July’s entry, “Smoke marijuana… ok, not quite,” reports on a rat study which found that while rats given marijuana were not more likely to try heroin if given the option, they were more likely to become addicted if they did try it.

No mention that this study is problematic, as rats, unlike humans, don’t like marijuana and have to be forced to take it. Stress, however, is linked with a greater risk of addiction to opioids – so this may merely represent a stress response and not a “gateway effect.”

When it comes to marijuana, it is far better to rely on data from humans, and embarrassingly for the Times, a more recent study in humans found that those who take marijuana earlier in their drug-using careers are no more likely to become addicts later than those who do not. This confirmed the Institute of Medicine’s earlier conclusion that the science does not support the idea that marijuana is a gateway to more harmful addictions.

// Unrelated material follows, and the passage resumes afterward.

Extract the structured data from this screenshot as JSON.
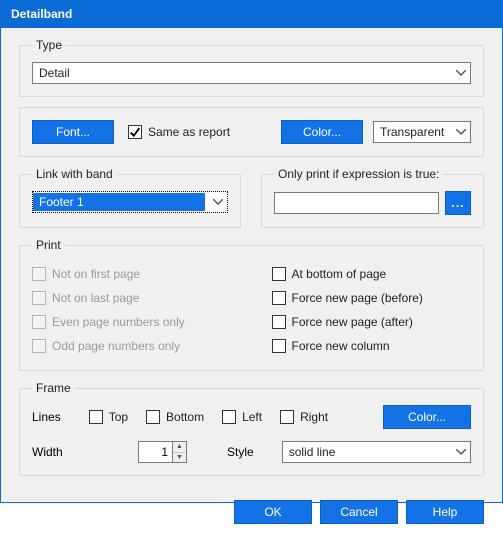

The March entry“Sleeping pills can make you fat. So can sleep loss” – reported that the drug Ambien “caused some users to go on nocturnal food binges,” but that getting less sleep is linked with weight gain in women. It didn’t mention that the food binges associated with Ambien appear to be rare, while sleep loss in general is common. There were 26 million prescriptions written for Ambien in 2005, but only 1,000 reports of associated binge-eating. There are also many other sleep medications that are not associated with this problem.

A similar failure to examine relative risk can be found in the August entry on soy, which said that both the FDA and the American Heart Association have stopped recommending “a soy-rich diet as good for the heart.” But the article didn’t mention that if the alternative is a meat-heavy diet that includes a lot of animal-based fat, as is the case for many Americans, soy is still likely to be far healthier in terms of preventing cardiovascular disease (See STATS Maia Szalavitz’s “How Healthy is Soy” in the June 2006 issue of Psychology Today for more details).

It’s extraordinarily hard to sum up complex data in sound bites; but even though the Times could have expanded on these segments on the web, it just went for more graphics, linking each item to a PDF file.